Work required |
Scan the listing for the word "selected" and report every line that contains it.
BEGIN Records for this task
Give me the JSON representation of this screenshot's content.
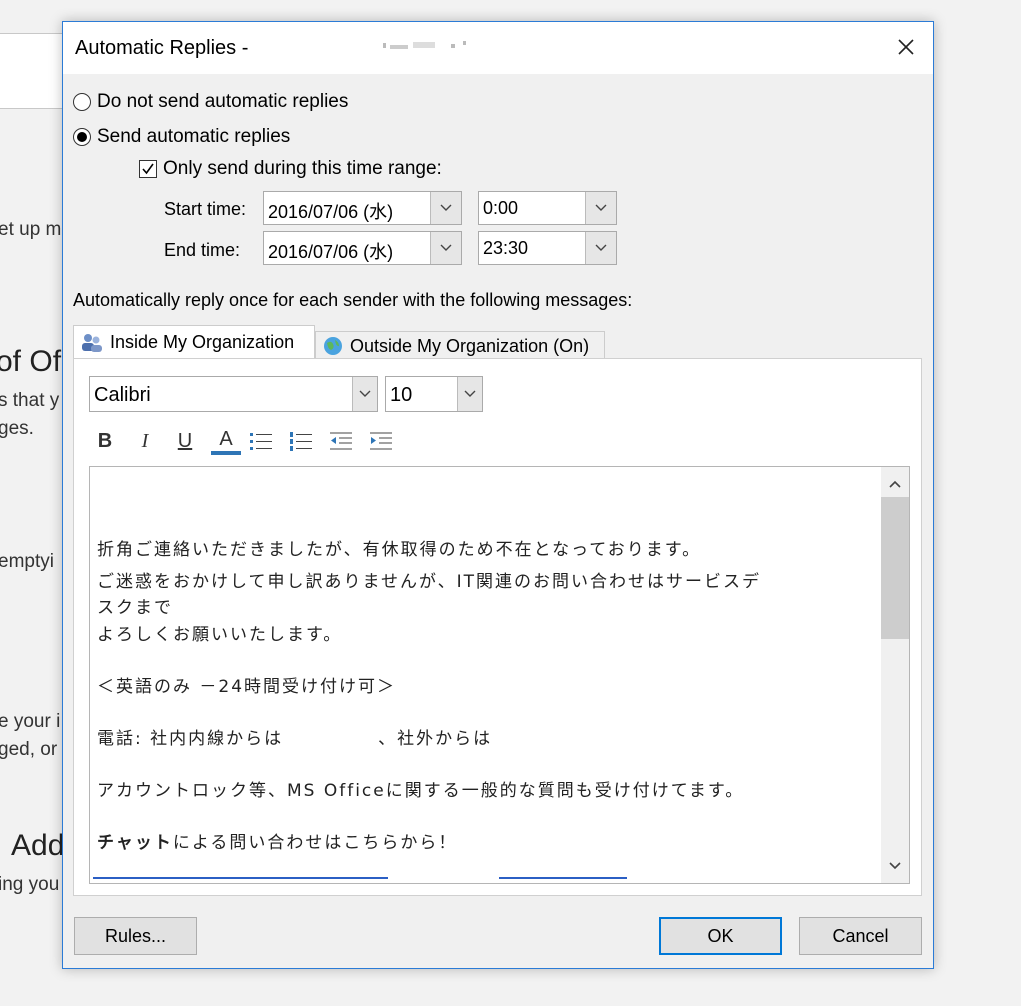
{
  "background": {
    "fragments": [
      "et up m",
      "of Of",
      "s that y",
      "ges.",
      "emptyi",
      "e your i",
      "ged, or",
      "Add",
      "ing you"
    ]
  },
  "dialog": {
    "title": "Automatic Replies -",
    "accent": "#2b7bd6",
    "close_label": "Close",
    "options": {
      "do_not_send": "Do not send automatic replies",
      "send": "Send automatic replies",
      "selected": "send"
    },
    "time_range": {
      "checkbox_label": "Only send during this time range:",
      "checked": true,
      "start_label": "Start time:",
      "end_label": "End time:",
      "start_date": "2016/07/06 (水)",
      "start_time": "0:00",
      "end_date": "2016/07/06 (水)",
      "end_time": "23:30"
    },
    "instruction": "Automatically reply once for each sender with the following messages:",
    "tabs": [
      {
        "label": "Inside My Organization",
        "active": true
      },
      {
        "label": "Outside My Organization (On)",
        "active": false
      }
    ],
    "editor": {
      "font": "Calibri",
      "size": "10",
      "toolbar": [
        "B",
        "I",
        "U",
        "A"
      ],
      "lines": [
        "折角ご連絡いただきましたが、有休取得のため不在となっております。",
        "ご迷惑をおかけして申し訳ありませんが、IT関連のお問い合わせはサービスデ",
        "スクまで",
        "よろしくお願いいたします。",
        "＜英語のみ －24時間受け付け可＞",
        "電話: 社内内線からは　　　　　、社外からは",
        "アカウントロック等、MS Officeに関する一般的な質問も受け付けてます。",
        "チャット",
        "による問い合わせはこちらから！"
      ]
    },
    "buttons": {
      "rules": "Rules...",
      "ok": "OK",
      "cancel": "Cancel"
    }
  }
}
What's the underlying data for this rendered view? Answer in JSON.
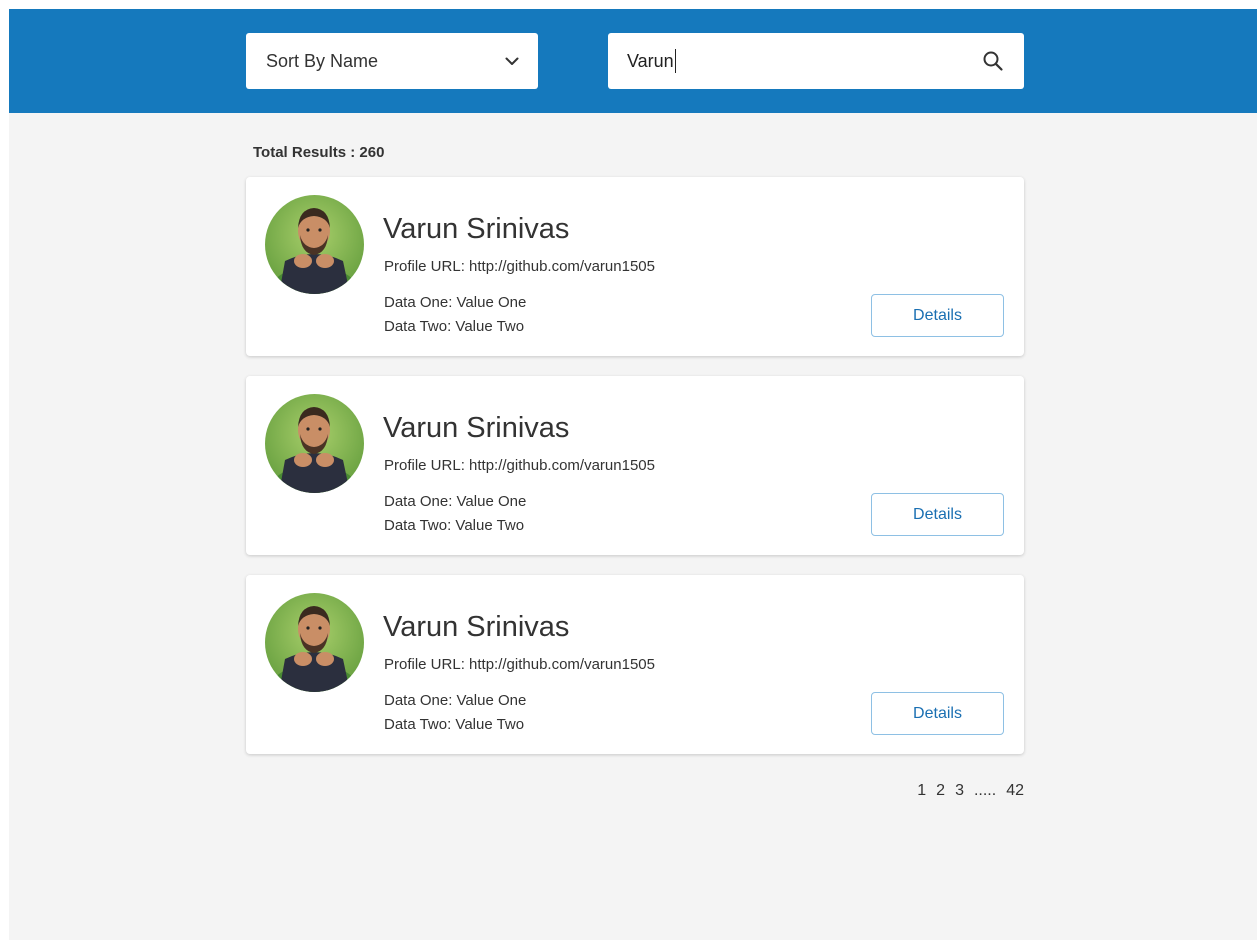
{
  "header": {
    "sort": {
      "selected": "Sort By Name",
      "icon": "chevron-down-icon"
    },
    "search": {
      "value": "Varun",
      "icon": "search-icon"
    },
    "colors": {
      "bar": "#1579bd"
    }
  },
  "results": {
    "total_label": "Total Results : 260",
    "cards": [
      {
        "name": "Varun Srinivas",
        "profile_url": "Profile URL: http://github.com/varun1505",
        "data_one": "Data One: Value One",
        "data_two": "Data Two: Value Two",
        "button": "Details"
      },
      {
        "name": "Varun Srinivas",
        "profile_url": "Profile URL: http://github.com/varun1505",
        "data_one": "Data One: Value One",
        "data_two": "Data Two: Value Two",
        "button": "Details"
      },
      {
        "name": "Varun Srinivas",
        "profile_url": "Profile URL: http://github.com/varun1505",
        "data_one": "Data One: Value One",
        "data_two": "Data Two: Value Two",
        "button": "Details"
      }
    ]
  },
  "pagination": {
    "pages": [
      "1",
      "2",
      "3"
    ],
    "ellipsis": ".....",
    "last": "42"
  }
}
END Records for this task
Output of the task |
      "selected": "send"
      "selected": "Sort By Name",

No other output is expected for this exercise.